─── Exercise materials ───

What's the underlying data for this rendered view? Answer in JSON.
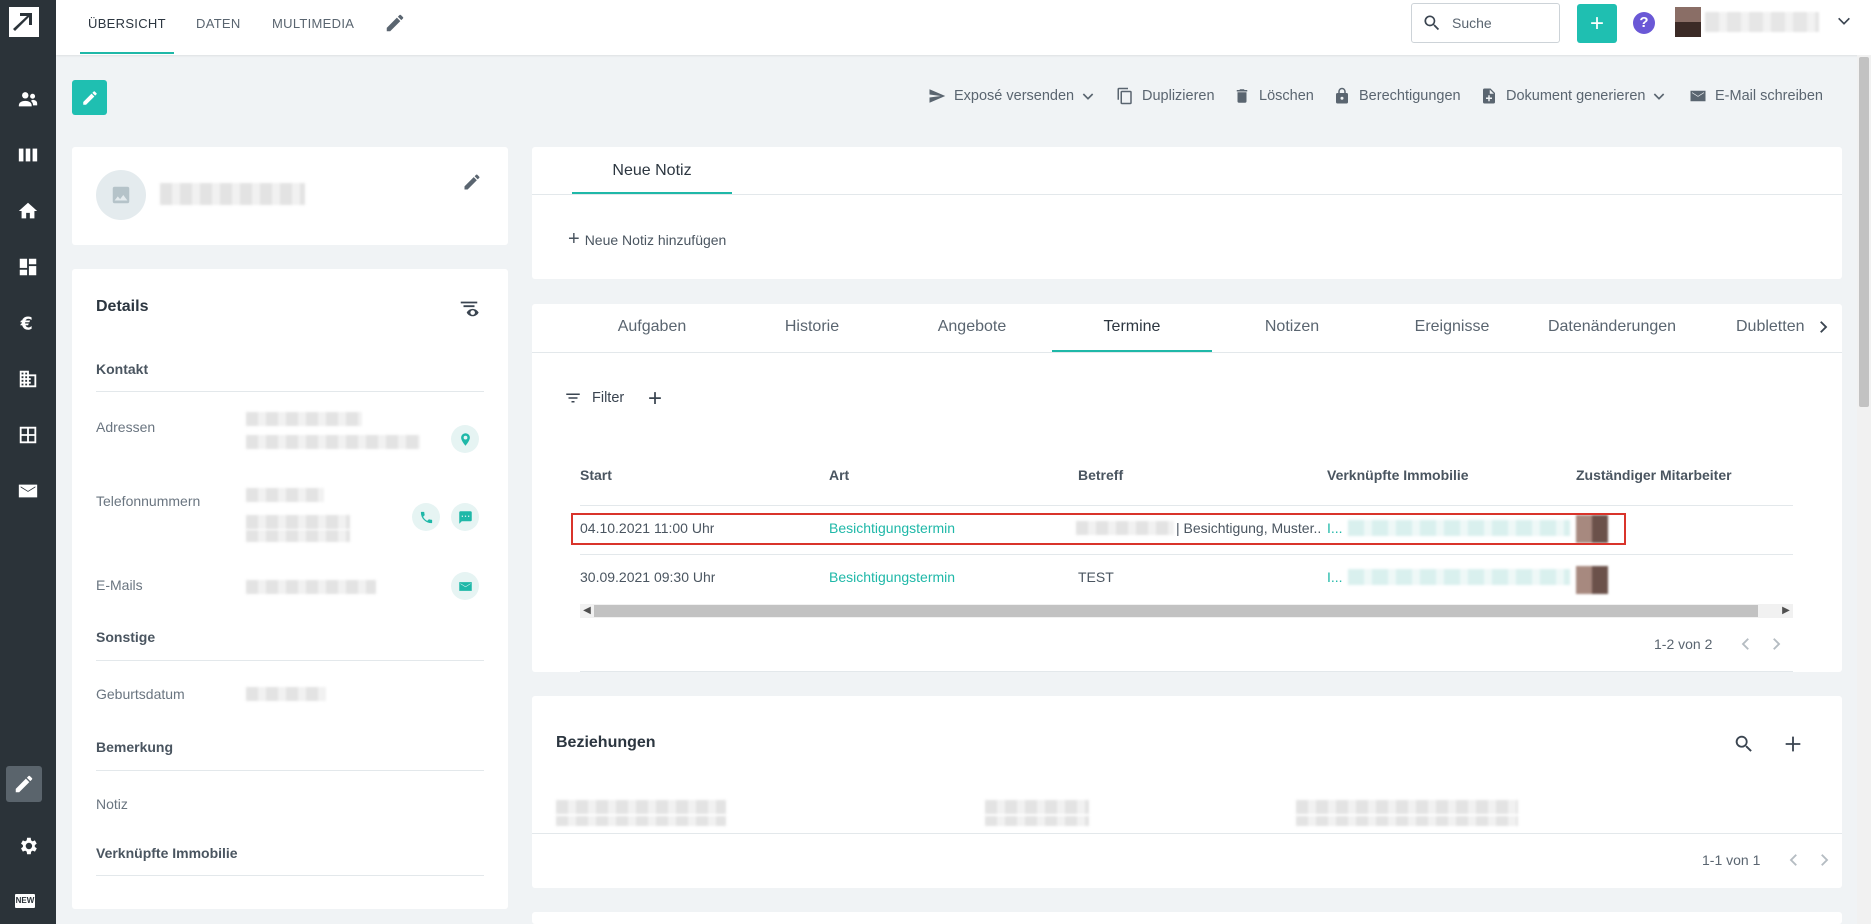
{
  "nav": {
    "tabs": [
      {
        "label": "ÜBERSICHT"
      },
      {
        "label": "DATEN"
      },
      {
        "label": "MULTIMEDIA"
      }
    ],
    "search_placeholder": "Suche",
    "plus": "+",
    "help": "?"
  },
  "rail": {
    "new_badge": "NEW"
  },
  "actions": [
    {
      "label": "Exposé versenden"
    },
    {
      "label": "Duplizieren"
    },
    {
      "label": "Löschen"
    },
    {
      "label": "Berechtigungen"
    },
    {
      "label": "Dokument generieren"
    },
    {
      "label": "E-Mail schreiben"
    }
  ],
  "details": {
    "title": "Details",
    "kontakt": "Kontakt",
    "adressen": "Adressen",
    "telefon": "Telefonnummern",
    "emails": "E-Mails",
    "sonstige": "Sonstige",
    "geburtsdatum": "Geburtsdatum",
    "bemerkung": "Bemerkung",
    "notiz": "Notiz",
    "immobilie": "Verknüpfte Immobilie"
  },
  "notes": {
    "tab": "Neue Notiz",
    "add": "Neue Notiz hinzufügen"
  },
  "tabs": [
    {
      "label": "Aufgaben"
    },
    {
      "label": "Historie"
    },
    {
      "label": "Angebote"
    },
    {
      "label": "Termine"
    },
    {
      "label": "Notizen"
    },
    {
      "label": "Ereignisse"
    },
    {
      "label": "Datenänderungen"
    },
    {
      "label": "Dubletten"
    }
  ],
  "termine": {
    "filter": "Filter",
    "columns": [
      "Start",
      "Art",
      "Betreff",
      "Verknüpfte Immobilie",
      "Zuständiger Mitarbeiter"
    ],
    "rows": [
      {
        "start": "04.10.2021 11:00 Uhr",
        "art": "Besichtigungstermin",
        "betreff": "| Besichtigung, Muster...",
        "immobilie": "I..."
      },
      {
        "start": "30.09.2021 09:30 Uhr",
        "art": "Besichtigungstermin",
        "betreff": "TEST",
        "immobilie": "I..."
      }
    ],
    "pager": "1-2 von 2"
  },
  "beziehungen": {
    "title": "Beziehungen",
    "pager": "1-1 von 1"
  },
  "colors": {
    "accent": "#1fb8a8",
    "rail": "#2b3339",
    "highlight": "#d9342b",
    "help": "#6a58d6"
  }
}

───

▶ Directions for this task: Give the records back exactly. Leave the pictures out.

▶ Answer section:
What's the underlying data for this rendered view? Answer in JSON.
{
  "nav": {
    "tabs": [
      {
        "label": "ÜBERSICHT"
      },
      {
        "label": "DATEN"
      },
      {
        "label": "MULTIMEDIA"
      }
    ],
    "search_placeholder": "Suche",
    "plus": "+",
    "help": "?"
  },
  "rail": {
    "new_badge": "NEW"
  },
  "actions": [
    {
      "label": "Exposé versenden"
    },
    {
      "label": "Duplizieren"
    },
    {
      "label": "Löschen"
    },
    {
      "label": "Berechtigungen"
    },
    {
      "label": "Dokument generieren"
    },
    {
      "label": "E-Mail schreiben"
    }
  ],
  "details": {
    "title": "Details",
    "kontakt": "Kontakt",
    "adressen": "Adressen",
    "telefon": "Telefonnummern",
    "emails": "E-Mails",
    "sonstige": "Sonstige",
    "geburtsdatum": "Geburtsdatum",
    "bemerkung": "Bemerkung",
    "notiz": "Notiz",
    "immobilie": "Verknüpfte Immobilie"
  },
  "notes": {
    "tab": "Neue Notiz",
    "add": "Neue Notiz hinzufügen"
  },
  "tabs": [
    {
      "label": "Aufgaben"
    },
    {
      "label": "Historie"
    },
    {
      "label": "Angebote"
    },
    {
      "label": "Termine"
    },
    {
      "label": "Notizen"
    },
    {
      "label": "Ereignisse"
    },
    {
      "label": "Datenänderungen"
    },
    {
      "label": "Dubletten"
    }
  ],
  "termine": {
    "filter": "Filter",
    "columns": [
      "Start",
      "Art",
      "Betreff",
      "Verknüpfte Immobilie",
      "Zuständiger Mitarbeiter"
    ],
    "rows": [
      {
        "start": "04.10.2021 11:00 Uhr",
        "art": "Besichtigungstermin",
        "betreff": "| Besichtigung, Muster...",
        "immobilie": "I..."
      },
      {
        "start": "30.09.2021 09:30 Uhr",
        "art": "Besichtigungstermin",
        "betreff": "TEST",
        "immobilie": "I..."
      }
    ],
    "pager": "1-2 von 2"
  },
  "beziehungen": {
    "title": "Beziehungen",
    "pager": "1-1 von 1"
  },
  "colors": {
    "accent": "#1fb8a8",
    "rail": "#2b3339",
    "highlight": "#d9342b",
    "help": "#6a58d6"
  }
}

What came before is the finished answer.